Thief managed to steal 1,230,000 yen (US$11,184) worth of stuff.
Home is where the heart is.
After living in Tokyo for ten years, our Osaka-born writer Seiji Nakazawa shares some experiences from his hometown he thought were normal but actually weren’t.
For this fortunate man, honesty has paid off in the most beautiful way.
When you hear the story of Hachiko, the dog who waited for his owner outside of Shibuya Station for 10 years, your heart wrenches in pangs of sadness, yet is warmed by the thought that such love and dedication exists in this world. But, what if Hachiko had been a man and his owner was some girl who stood him up, is your heart still warmed?
You don’t just have to imagine this situation, because it actually happened, or, should we say, is currently happening. A Taiwanese man has been waiting outside of Tainan train station for his date who never showed up… 20 years ago.
When we picture homeless people, the images that usually come to mind aren’t exactly pleasant. While the social stigma of homelessness is brutal to say the least, the fact remains that being homeless is not something most people would choose for themselves.
And while most homeless people probably haven’t “chosen” their life, they’re not all necessarily suffering either. Some homeless men in Japan have a yearly “salary” that is down-right respectable!
Multimillionaire Chen Guangbiao, the self-proclaimed “most influential person of China,” held a massive event in New York City on Wednesday during which he handed out $100 bills to 200 homeless people at the Loeb Boathouse in Central Park.
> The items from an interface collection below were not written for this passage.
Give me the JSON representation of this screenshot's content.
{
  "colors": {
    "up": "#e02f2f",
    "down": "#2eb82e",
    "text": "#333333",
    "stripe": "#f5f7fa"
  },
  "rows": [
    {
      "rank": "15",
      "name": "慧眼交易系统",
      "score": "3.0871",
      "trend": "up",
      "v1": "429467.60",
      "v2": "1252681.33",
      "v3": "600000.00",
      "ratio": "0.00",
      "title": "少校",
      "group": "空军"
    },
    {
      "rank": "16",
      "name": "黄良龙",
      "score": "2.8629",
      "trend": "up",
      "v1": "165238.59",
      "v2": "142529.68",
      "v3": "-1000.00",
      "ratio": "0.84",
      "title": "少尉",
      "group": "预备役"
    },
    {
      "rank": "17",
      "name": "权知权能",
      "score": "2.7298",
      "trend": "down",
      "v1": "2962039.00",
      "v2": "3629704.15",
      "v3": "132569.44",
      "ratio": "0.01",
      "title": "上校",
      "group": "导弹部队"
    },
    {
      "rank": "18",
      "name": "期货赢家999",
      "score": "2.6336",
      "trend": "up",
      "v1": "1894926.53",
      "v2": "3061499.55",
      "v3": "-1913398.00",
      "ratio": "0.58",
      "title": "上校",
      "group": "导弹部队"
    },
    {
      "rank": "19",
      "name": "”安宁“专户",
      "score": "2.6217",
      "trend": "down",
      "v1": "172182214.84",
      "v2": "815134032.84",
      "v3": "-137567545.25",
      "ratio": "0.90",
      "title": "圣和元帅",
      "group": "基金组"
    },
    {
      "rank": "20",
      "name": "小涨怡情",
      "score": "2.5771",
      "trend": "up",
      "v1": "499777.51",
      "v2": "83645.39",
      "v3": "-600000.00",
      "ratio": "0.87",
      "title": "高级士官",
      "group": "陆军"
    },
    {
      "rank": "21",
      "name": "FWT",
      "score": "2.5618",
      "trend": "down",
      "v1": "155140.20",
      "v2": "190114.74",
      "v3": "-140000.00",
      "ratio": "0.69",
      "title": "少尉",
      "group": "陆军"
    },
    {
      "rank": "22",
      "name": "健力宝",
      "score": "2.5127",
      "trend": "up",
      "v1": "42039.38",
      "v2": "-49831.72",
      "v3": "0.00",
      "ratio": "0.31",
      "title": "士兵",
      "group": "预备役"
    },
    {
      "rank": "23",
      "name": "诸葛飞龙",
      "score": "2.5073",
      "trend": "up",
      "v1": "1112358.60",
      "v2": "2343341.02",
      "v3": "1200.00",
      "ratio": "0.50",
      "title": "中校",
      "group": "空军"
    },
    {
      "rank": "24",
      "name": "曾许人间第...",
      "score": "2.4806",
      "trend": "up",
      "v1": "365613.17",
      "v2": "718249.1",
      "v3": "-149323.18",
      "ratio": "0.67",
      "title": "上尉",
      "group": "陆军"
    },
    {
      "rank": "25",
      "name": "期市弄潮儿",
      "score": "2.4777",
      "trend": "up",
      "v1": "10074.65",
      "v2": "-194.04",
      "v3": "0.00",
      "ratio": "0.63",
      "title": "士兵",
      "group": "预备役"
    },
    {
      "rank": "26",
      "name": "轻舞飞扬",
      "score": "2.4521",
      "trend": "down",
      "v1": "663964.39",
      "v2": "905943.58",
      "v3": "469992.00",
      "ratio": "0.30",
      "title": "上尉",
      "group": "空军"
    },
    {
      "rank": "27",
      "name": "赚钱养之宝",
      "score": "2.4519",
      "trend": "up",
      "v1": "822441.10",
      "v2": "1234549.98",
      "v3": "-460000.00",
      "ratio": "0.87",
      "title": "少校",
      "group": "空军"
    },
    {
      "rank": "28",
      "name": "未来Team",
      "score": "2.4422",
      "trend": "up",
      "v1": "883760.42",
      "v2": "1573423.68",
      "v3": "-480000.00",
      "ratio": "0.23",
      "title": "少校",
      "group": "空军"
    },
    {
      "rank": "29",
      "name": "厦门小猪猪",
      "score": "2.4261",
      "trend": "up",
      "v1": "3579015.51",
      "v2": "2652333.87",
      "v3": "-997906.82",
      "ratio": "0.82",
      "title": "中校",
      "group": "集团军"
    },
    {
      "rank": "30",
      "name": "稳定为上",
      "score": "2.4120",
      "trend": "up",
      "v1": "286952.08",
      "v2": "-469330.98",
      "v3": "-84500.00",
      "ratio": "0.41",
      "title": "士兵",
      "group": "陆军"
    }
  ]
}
“He’s the man! He’s the man!” one man shouted, throwing his arm around Guangbiao and waving the three $100 bills in the air.
“I wish and hope that you will put the money into good use,” Guangbiao said in remarks delivered through a translator.
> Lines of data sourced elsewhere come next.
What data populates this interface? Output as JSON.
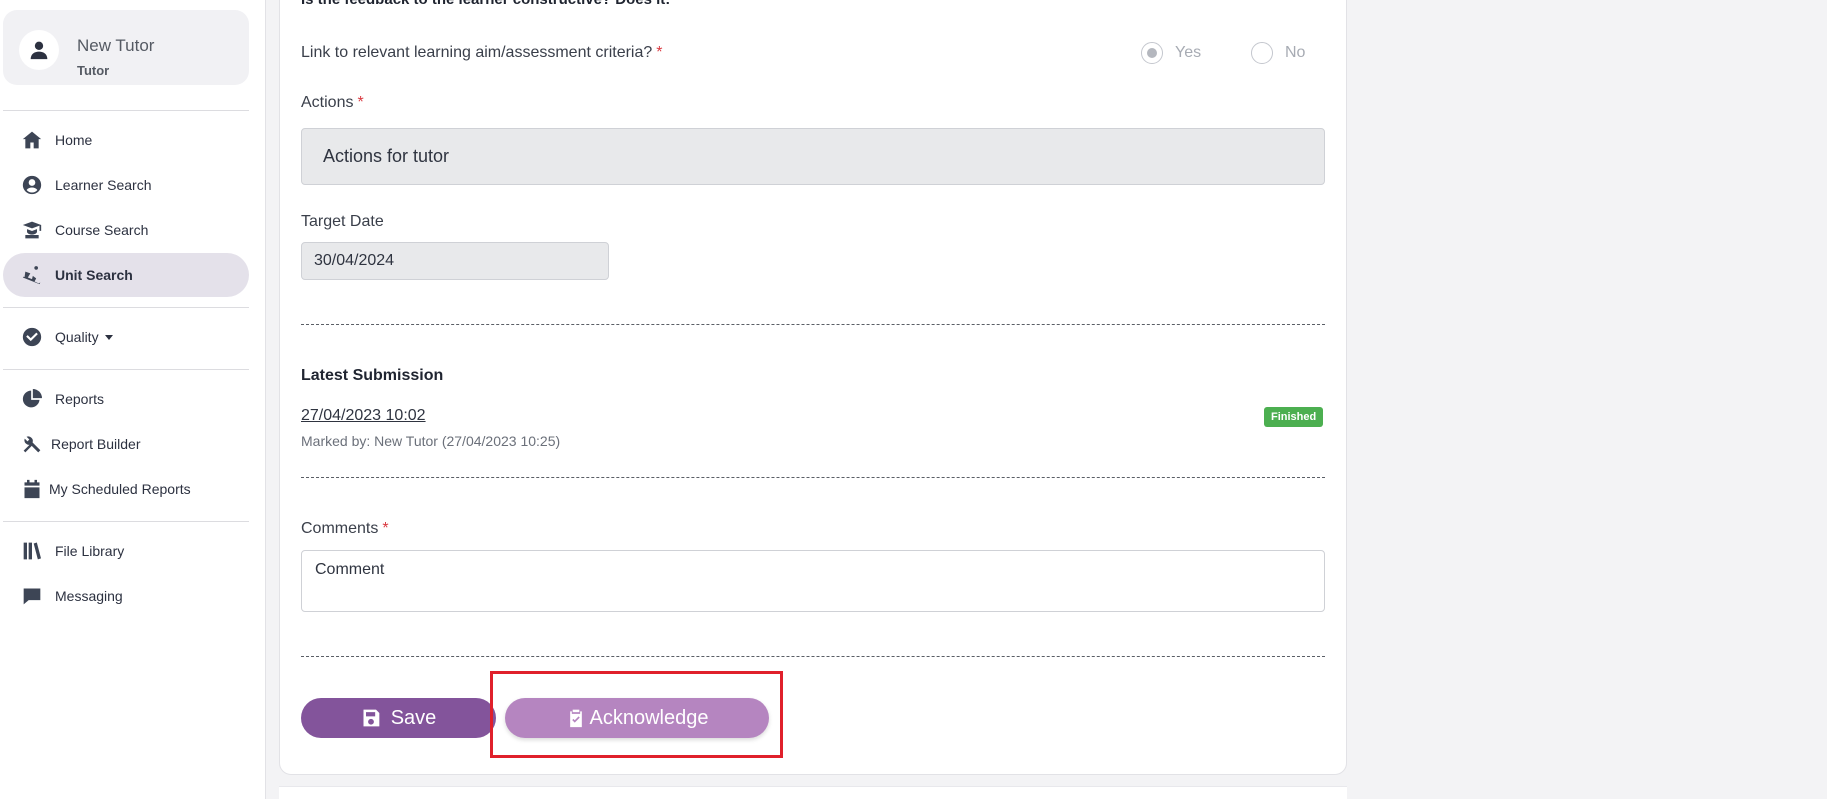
{
  "user": {
    "name": "New Tutor",
    "role": "Tutor"
  },
  "nav": {
    "home": "Home",
    "learner_search": "Learner Search",
    "course_search": "Course Search",
    "unit_search": "Unit Search",
    "quality": "Quality",
    "reports": "Reports",
    "report_builder": "Report Builder",
    "scheduled_reports": "My Scheduled Reports",
    "file_library": "File Library",
    "messaging": "Messaging"
  },
  "form": {
    "question_text": "Is the feedback to the learner constructive? Does it:",
    "link_label": "Link to relevant learning aim/assessment criteria?",
    "required_mark": "*",
    "radio_yes": "Yes",
    "radio_no": "No",
    "actions_label": "Actions",
    "actions_value": "Actions for tutor",
    "target_date_label": "Target Date",
    "target_date_value": "30/04/2024",
    "latest_submission_title": "Latest Submission",
    "submission_date": "27/04/2023 10:02",
    "marked_by": "Marked by: New Tutor (27/04/2023 10:25)",
    "status_badge": "Finished",
    "comments_label": "Comments",
    "comments_value": "Comment",
    "save_label": "Save",
    "acknowledge_label": "Acknowledge"
  },
  "colors": {
    "primary": "#83549b",
    "primary_light": "#b585c0",
    "badge_green": "#4caf50",
    "highlight_red": "#e0202b"
  }
}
“I hope that you will use this money as seed money for whatever job training or job education you will receive so that you can help yourself,” he said.
Guangbiao, 46, then told the crowd that he would like to do this every year. They began to cheer and whistle.
Japan has an unspoken problem with homelessness in its cities. It’s not uncommon to see tent cities along the edges of recreational parks or to see leather-skinned men sleeping on newspapers around the train stations. These people are largely ignored by the public and will keep to themselves unless provoked by some means. The vast majority do not even beg.
Unfortunately, the problem of poverty is not the only issue that these people face. Mental illness is not uncommon amongst the homeless, and the combination of hungry people and unstable mental states can lead to some especially unfortunate circumstances.